Several drugs that help lower cholesterol may also have applications in chemotherapy for some kinds of cancer, researchers say. Both the cancers and heart disease use a particular genetic structure, so drugs that reduce activity in that pathway can help fight both.
That structure, called the hedgehog pathway, is a signaling pathway that in embryos helps regulate organs so that they develop properly. When activated in grown adults, tumor growth and cancer can result. Current treatments for those cancers involve targeting that pathway, but the tumors can develop a resistance to those therapies.
By focusing on cholesterol derivatives called oxysterols, doctors are finding ways to get around this resistance. Cholesterol drugs can attach themselves to these oxysterols and then get into the tumors, past this defense. By getting inside the tumor, the drugs can avoid the mutated surface proteins that are resistant. The drugs allow chemotherapy medications to make use of the hedgehog pathways and attack the tumors directly.
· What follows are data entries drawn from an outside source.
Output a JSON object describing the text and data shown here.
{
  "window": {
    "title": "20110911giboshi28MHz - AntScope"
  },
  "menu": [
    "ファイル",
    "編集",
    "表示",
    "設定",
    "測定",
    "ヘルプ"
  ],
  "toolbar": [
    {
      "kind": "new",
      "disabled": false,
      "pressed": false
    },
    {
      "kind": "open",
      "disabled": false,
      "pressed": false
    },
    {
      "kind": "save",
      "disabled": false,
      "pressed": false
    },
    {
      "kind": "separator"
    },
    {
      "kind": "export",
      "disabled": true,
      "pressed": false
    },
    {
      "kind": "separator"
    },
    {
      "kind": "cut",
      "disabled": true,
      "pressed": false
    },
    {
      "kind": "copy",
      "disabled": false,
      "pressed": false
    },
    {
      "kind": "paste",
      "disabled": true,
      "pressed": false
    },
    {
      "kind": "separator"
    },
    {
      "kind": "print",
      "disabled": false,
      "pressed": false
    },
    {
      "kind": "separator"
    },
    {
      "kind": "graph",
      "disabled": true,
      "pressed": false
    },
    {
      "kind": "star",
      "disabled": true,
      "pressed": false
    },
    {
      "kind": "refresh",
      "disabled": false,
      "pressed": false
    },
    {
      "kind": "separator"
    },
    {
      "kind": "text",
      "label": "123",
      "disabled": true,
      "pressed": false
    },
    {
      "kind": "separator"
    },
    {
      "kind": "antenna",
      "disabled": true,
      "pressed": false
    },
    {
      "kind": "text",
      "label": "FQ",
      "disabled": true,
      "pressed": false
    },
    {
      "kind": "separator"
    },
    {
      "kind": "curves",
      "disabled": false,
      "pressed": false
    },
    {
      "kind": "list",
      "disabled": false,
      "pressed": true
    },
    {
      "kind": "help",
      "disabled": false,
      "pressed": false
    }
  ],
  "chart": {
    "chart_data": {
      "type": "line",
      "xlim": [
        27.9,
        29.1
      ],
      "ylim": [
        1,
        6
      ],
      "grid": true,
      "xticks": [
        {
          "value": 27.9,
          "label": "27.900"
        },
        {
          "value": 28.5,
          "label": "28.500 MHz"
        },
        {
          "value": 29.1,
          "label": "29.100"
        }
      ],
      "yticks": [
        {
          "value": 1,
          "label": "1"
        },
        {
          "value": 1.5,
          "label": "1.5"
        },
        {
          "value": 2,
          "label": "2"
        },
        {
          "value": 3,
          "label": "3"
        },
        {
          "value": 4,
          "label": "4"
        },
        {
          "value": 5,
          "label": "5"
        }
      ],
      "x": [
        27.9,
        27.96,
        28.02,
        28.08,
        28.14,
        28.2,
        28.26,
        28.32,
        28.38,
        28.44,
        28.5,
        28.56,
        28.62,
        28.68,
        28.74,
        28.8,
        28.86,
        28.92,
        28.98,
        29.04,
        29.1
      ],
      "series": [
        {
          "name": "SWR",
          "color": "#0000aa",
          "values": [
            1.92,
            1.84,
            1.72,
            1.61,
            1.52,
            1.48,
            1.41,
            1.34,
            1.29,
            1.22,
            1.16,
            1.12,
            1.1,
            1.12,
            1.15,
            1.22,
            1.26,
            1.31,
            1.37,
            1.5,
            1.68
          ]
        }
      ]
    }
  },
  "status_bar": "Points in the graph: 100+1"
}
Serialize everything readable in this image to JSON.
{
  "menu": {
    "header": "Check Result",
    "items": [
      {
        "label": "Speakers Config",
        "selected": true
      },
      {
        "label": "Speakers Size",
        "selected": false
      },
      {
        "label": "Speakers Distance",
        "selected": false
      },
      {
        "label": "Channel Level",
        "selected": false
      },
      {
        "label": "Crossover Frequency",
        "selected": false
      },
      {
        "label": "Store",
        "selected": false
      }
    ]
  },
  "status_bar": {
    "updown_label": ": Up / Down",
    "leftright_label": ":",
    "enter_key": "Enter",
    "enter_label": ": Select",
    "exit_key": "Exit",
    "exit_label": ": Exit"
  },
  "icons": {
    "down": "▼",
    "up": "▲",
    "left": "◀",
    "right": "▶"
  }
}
This is an unusual treatment, researchers say, in that it activates the pathway, using it to undermine the tumor from within. Most cancer treatments block pathways rather than repurposing them.